Methodological considerations

Compared to conventional parallel cluster randomized controlled trial (cRCT), the choice of the stepped wedges design has a higher risk of bias due to time effects from the staggered nature of the roll-out [54] e.g. if there are secular trends associated with the study outcome [55]. Furthermore, the risk for within-cluster contamination bias is higher than in conventional parallel cRCT [54]. However, we expect these effects to be minimal in this study because there is no knowledge about secular effects on the outcomes (e.g. decision quality and satisfaction) and, if the control phase is successfully implemented, the transition time and expense is minimal.

The power calculation was based on Monte Carlo simulation since analytical solutions for stepped wedged designs drawing on nonlinear statistical models have not yet been established [56]. The systematic review of Eichner, Groenwold [57] shows concerns about reaching the sample size with the stepped wedge design. However, we assume that the advantages outweigh these considerations. To counteract the threat of not reaching a sufficiently large sample size, we made careful arrangements with the study sites before the start of the study.

Future research and perspective

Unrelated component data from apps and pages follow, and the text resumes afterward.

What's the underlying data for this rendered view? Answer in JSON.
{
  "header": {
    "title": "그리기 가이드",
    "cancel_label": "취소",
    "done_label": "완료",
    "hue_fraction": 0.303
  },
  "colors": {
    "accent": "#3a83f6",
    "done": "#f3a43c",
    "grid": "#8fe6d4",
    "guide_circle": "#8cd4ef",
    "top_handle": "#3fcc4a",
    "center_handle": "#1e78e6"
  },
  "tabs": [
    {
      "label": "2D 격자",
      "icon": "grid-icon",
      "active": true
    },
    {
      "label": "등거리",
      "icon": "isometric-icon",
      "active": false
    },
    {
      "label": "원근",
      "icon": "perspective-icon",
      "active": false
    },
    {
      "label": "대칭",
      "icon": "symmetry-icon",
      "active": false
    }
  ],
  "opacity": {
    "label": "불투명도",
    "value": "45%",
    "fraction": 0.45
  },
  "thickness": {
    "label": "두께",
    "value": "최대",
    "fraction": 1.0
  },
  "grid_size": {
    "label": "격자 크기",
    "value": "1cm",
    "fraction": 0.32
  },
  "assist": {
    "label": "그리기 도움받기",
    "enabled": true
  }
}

In case of a successful evaluation, the web application will be further developed to allow the collection of follow-up data via web-based survey and return summary of individual's own postoperative results compared to the overall cohort. There is a high potential for transferring the intervention into routine practice if the evaluation is positive, as the intervention is complex but also pragmatic.